INPUT DATA
_____
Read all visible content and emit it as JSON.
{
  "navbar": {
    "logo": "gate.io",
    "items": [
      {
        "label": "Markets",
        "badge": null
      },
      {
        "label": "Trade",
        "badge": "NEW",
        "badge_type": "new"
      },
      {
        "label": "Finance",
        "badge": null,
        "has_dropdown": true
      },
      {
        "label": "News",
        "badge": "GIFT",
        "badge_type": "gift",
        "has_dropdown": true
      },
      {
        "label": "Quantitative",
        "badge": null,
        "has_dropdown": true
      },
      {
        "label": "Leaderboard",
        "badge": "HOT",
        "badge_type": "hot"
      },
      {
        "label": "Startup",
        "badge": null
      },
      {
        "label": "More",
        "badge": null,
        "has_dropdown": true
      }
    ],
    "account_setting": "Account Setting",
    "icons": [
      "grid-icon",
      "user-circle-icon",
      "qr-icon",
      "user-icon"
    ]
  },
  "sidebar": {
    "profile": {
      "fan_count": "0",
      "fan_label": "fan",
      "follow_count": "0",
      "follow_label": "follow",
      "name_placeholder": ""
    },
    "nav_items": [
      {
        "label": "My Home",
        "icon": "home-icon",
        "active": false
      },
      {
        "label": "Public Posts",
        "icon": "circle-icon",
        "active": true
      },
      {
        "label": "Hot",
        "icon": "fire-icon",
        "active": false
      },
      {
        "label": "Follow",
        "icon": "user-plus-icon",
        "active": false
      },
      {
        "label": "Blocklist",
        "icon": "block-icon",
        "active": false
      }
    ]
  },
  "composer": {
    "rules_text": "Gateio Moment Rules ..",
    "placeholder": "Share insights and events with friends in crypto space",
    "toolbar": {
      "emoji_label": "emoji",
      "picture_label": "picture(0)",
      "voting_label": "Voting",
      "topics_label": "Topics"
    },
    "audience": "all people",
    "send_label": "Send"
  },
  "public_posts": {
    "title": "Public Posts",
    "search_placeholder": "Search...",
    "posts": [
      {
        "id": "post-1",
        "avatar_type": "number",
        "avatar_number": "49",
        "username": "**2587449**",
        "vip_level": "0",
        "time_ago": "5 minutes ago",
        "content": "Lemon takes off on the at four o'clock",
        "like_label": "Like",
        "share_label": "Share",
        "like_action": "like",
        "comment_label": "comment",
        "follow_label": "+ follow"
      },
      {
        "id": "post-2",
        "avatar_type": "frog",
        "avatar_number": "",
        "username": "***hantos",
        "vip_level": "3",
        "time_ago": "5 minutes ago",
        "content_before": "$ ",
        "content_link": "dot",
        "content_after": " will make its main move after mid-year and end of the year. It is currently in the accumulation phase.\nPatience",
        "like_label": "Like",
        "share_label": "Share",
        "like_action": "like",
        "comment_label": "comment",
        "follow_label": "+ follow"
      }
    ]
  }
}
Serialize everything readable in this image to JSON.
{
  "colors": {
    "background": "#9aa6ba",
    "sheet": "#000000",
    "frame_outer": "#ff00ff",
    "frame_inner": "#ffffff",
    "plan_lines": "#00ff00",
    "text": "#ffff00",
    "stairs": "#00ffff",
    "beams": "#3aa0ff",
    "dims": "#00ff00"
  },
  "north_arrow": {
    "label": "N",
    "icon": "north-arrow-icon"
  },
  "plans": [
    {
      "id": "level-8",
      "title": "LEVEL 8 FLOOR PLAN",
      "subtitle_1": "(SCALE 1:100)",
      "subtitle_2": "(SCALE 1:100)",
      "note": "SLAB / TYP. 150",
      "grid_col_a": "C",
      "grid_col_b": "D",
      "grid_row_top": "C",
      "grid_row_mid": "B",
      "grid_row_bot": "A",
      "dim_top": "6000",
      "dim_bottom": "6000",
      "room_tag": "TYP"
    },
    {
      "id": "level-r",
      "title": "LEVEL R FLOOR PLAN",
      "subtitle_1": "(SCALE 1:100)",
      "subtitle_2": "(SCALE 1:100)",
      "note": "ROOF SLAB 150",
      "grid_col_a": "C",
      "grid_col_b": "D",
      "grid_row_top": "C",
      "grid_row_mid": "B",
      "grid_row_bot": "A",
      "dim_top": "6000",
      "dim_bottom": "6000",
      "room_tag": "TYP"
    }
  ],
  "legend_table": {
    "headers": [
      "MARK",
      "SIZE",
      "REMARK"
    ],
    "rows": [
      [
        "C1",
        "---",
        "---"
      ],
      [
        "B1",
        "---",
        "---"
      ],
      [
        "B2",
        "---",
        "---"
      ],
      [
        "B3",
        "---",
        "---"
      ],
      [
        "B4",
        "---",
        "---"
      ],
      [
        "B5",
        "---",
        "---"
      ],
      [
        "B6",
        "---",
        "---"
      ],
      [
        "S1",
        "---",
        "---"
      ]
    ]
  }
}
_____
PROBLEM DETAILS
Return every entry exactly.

EXERCISE RESPONSE
Read all visible content and emit it as JSON.
{
  "navbar": {
    "logo": "gate.io",
    "items": [
      {
        "label": "Markets",
        "badge": null
      },
      {
        "label": "Trade",
        "badge": "NEW",
        "badge_type": "new"
      },
      {
        "label": "Finance",
        "badge": null,
        "has_dropdown": true
      },
      {
        "label": "News",
        "badge": "GIFT",
        "badge_type": "gift",
        "has_dropdown": true
      },
      {
        "label": "Quantitative",
        "badge": null,
        "has_dropdown": true
      },
      {
        "label": "Leaderboard",
        "badge": "HOT",
        "badge_type": "hot"
      },
      {
        "label": "Startup",
        "badge": null
      },
      {
        "label": "More",
        "badge": null,
        "has_dropdown": true
      }
    ],
    "account_setting": "Account Setting",
    "icons": [
      "grid-icon",
      "user-circle-icon",
      "qr-icon",
      "user-icon"
    ]
  },
  "sidebar": {
    "profile": {
      "fan_count": "0",
      "fan_label": "fan",
      "follow_count": "0",
      "follow_label": "follow",
      "name_placeholder": ""
    },
    "nav_items": [
      {
        "label": "My Home",
        "icon": "home-icon",
        "active": false
      },
      {
        "label": "Public Posts",
        "icon": "circle-icon",
        "active": true
      },
      {
        "label": "Hot",
        "icon": "fire-icon",
        "active": false
      },
      {
        "label": "Follow",
        "icon": "user-plus-icon",
        "active": false
      },
      {
        "label": "Blocklist",
        "icon": "block-icon",
        "active": false
      }
    ]
  },
  "composer": {
    "rules_text": "Gateio Moment Rules ..",
    "placeholder": "Share insights and events with friends in crypto space",
    "toolbar": {
      "emoji_label": "emoji",
      "picture_label": "picture(0)",
      "voting_label": "Voting",
      "topics_label": "Topics"
    },
    "audience": "all people",
    "send_label": "Send"
  },
  "public_posts": {
    "title": "Public Posts",
    "search_placeholder": "Search...",
    "posts": [
      {
        "id": "post-1",
        "avatar_type": "number",
        "avatar_number": "49",
        "username": "**2587449**",
        "vip_level": "0",
        "time_ago": "5 minutes ago",
        "content": "Lemon takes off on the at four o'clock",
        "like_label": "Like",
        "share_label": "Share",
        "like_action": "like",
        "comment_label": "comment",
        "follow_label": "+ follow"
      },
      {
        "id": "post-2",
        "avatar_type": "frog",
        "avatar_number": "",
        "username": "***hantos",
        "vip_level": "3",
        "time_ago": "5 minutes ago",
        "content_before": "$ ",
        "content_link": "dot",
        "content_after": " will make its main move after mid-year and end of the year. It is currently in the accumulation phase.\nPatience",
        "like_label": "Like",
        "share_label": "Share",
        "like_action": "like",
        "comment_label": "comment",
        "follow_label": "+ follow"
      }
    ]
  }
}
Serialize everything readable in this image to JSON.
{
  "colors": {
    "background": "#9aa6ba",
    "sheet": "#000000",
    "frame_outer": "#ff00ff",
    "frame_inner": "#ffffff",
    "plan_lines": "#00ff00",
    "text": "#ffff00",
    "stairs": "#00ffff",
    "beams": "#3aa0ff",
    "dims": "#00ff00"
  },
  "north_arrow": {
    "label": "N",
    "icon": "north-arrow-icon"
  },
  "plans": [
    {
      "id": "level-8",
      "title": "LEVEL 8 FLOOR PLAN",
      "subtitle_1": "(SCALE 1:100)",
      "subtitle_2": "(SCALE 1:100)",
      "note": "SLAB / TYP. 150",
      "grid_col_a": "C",
      "grid_col_b": "D",
      "grid_row_top": "C",
      "grid_row_mid": "B",
      "grid_row_bot": "A",
      "dim_top": "6000",
      "dim_bottom": "6000",
      "room_tag": "TYP"
    },
    {
      "id": "level-r",
      "title": "LEVEL R FLOOR PLAN",
      "subtitle_1": "(SCALE 1:100)",
      "subtitle_2": "(SCALE 1:100)",
      "note": "ROOF SLAB 150",
      "grid_col_a": "C",
      "grid_col_b": "D",
      "grid_row_top": "C",
      "grid_row_mid": "B",
      "grid_row_bot": "A",
      "dim_top": "6000",
      "dim_bottom": "6000",
      "room_tag": "TYP"
    }
  ],
  "legend_table": {
    "headers": [
      "MARK",
      "SIZE",
      "REMARK"
    ],
    "rows": [
      [
        "C1",
        "---",
        "---"
      ],
      [
        "B1",
        "---",
        "---"
      ],
      [
        "B2",
        "---",
        "---"
      ],
      [
        "B3",
        "---",
        "---"
      ],
      [
        "B4",
        "---",
        "---"
      ],
      [
        "B5",
        "---",
        "---"
      ],
      [
        "B6",
        "---",
        "---"
      ],
      [
        "S1",
        "---",
        "---"
      ]
    ]
  }
}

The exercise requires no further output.